◆ Exercise requirements
Using the entries below, show all lines with the string "icon".

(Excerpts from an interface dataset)
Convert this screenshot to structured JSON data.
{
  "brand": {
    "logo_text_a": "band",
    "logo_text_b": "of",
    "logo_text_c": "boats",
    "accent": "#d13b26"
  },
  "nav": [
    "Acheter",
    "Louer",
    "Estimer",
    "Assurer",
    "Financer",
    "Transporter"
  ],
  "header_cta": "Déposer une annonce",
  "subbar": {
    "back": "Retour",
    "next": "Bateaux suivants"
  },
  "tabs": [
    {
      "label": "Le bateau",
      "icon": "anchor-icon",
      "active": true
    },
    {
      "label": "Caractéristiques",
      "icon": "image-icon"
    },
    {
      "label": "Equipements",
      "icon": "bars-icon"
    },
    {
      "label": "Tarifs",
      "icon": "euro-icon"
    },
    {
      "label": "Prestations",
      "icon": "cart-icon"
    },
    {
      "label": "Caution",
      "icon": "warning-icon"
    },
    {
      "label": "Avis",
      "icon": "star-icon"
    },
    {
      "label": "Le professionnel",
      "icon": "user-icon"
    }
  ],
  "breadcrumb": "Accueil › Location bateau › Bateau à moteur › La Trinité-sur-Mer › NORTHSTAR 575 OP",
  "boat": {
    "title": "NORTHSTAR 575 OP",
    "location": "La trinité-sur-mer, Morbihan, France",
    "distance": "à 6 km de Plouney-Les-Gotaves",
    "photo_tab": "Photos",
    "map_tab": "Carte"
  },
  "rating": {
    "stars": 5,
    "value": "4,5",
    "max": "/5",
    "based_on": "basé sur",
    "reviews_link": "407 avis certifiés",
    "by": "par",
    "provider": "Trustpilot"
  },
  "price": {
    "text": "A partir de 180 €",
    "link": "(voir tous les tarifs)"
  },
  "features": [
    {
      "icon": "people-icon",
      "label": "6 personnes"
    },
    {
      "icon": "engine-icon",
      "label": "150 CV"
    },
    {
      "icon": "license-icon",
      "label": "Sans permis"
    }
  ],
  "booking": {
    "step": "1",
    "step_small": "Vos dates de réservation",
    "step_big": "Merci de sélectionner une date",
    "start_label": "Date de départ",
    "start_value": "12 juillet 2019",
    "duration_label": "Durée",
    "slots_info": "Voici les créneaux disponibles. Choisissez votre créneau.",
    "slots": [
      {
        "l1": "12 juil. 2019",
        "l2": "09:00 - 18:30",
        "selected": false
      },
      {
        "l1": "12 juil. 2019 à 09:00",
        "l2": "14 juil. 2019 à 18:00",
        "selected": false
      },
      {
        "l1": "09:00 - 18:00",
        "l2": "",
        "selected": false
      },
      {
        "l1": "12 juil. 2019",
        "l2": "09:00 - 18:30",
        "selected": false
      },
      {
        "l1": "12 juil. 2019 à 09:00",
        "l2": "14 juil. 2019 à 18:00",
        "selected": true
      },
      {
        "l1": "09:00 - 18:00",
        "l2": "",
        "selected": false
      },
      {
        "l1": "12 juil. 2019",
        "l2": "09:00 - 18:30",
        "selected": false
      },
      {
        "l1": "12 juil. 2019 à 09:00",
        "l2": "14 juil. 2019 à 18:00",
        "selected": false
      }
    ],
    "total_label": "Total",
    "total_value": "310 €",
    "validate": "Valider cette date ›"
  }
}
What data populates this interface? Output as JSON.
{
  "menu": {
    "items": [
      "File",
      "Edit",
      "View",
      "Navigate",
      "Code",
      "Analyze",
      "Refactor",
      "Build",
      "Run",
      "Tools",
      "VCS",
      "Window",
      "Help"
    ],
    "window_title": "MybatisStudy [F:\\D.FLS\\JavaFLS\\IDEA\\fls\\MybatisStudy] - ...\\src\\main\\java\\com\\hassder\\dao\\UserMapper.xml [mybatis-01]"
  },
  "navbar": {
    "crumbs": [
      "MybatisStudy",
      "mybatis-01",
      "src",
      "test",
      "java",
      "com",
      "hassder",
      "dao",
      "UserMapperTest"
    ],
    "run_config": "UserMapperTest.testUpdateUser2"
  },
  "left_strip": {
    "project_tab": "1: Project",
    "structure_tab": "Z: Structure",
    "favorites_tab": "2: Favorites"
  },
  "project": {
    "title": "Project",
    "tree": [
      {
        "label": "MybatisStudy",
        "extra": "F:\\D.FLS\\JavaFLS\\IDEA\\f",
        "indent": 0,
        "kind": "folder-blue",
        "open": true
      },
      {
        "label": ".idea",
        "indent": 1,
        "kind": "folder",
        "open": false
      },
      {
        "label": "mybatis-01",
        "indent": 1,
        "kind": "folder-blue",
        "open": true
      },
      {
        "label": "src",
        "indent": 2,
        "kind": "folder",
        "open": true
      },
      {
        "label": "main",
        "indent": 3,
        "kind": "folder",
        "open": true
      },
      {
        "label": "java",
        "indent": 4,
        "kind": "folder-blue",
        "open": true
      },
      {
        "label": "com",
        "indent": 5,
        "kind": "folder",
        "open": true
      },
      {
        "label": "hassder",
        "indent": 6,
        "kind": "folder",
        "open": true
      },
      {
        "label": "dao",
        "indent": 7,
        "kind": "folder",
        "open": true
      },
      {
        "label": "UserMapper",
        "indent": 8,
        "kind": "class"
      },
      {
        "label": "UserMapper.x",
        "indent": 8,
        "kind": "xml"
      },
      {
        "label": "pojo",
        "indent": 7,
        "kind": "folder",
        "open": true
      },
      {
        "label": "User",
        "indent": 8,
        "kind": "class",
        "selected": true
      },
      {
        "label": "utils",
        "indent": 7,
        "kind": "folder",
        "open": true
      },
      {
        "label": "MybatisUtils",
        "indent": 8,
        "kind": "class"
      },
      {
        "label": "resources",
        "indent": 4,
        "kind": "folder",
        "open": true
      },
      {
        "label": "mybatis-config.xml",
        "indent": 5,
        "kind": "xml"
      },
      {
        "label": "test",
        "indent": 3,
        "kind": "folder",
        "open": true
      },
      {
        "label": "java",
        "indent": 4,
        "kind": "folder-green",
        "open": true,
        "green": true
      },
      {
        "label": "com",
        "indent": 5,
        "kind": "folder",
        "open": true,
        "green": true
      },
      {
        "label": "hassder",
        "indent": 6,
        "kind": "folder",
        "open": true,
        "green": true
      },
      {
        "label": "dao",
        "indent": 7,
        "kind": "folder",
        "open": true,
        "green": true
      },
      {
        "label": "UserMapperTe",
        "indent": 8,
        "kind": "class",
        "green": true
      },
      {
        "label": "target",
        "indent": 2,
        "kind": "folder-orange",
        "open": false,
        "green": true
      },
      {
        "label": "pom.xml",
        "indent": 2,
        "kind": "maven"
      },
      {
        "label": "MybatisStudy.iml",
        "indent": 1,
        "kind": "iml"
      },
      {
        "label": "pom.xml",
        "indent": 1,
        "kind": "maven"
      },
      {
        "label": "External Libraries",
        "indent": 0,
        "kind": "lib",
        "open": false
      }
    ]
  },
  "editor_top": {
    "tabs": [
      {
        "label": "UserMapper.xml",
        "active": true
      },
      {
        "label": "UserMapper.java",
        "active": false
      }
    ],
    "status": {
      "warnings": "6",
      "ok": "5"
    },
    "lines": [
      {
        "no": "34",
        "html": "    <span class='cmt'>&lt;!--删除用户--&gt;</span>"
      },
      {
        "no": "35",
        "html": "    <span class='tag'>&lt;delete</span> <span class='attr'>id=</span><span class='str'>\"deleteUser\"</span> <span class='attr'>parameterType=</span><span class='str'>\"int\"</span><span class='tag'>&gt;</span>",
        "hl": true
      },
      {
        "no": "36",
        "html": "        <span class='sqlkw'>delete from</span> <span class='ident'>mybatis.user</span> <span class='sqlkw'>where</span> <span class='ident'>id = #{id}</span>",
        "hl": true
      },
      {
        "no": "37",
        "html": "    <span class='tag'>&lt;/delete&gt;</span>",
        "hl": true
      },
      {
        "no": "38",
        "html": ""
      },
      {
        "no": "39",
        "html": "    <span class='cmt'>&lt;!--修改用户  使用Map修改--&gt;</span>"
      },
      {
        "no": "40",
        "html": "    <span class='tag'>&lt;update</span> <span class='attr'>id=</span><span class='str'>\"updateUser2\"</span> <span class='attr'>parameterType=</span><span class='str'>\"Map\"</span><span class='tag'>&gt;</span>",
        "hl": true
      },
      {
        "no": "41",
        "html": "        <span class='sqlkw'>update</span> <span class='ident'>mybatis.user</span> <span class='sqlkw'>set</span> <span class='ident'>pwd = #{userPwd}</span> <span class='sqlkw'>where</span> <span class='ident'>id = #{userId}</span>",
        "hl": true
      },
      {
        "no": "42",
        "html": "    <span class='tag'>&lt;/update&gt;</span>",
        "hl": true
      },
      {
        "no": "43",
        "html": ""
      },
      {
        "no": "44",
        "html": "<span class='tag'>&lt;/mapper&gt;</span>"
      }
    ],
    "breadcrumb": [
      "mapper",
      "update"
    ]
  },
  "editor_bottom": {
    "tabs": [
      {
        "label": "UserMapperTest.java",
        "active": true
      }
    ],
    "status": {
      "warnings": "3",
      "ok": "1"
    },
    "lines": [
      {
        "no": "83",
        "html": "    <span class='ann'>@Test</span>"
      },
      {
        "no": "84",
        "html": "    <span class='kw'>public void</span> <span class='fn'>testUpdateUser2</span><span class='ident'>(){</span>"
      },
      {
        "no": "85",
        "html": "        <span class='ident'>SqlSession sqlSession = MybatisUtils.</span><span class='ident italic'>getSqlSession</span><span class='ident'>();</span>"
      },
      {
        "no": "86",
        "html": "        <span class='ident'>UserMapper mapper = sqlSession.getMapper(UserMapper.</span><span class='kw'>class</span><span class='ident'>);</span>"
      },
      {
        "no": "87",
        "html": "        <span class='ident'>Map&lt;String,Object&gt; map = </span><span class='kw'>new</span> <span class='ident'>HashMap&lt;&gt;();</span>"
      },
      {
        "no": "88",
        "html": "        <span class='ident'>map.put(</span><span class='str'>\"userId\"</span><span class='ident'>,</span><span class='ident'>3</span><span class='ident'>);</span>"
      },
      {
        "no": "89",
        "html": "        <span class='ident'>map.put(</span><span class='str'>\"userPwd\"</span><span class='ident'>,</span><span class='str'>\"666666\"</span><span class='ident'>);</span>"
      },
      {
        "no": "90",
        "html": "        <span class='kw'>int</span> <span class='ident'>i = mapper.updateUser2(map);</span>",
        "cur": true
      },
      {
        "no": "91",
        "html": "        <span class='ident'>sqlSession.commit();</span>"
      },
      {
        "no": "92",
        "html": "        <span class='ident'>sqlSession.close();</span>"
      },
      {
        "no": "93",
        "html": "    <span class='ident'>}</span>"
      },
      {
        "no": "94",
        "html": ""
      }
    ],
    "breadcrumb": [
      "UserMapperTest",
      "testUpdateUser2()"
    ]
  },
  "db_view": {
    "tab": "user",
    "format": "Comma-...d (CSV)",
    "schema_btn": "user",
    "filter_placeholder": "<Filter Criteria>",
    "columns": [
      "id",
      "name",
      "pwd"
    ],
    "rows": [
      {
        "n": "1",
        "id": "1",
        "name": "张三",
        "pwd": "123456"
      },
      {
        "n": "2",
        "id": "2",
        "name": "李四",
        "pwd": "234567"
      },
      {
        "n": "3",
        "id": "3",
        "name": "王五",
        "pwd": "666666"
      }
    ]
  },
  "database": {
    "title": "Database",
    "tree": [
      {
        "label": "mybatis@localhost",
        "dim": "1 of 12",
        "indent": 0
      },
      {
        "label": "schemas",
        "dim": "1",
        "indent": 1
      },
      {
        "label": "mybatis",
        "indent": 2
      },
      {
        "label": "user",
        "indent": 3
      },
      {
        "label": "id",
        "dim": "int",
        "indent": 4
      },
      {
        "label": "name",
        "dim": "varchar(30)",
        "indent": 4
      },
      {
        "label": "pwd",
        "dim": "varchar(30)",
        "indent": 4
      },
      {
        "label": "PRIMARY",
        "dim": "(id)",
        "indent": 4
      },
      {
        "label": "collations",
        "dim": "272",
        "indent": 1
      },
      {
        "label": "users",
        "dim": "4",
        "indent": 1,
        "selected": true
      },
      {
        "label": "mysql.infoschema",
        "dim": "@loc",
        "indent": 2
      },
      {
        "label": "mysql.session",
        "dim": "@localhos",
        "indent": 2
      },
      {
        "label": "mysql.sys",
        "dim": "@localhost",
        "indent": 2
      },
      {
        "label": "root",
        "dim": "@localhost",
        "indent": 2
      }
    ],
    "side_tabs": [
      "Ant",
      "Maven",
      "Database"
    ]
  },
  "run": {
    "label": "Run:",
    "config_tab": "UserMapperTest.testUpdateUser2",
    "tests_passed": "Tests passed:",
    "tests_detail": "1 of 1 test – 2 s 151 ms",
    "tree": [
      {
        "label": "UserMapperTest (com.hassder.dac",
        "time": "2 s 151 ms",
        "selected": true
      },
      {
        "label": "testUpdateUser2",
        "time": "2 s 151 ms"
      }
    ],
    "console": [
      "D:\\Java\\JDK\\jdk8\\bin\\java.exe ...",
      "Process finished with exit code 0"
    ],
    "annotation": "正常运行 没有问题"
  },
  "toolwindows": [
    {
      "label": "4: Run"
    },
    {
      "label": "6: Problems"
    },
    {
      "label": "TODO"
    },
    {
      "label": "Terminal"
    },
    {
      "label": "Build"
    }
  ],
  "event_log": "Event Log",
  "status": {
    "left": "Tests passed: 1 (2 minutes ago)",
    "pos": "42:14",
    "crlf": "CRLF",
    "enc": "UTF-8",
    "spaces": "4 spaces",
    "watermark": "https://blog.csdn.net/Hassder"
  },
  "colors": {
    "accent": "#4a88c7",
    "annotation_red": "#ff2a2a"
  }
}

◆ Reply to the exercise
      "icon": "anchor-icon",
      "icon": "image-icon"
      "icon": "bars-icon"
      "icon": "euro-icon"
      "icon": "cart-icon"
      "icon": "warning-icon"
      "icon": "star-icon"
      "icon": "user-icon"
      "icon": "people-icon",
      "icon": "engine-icon",
      "icon": "license-icon",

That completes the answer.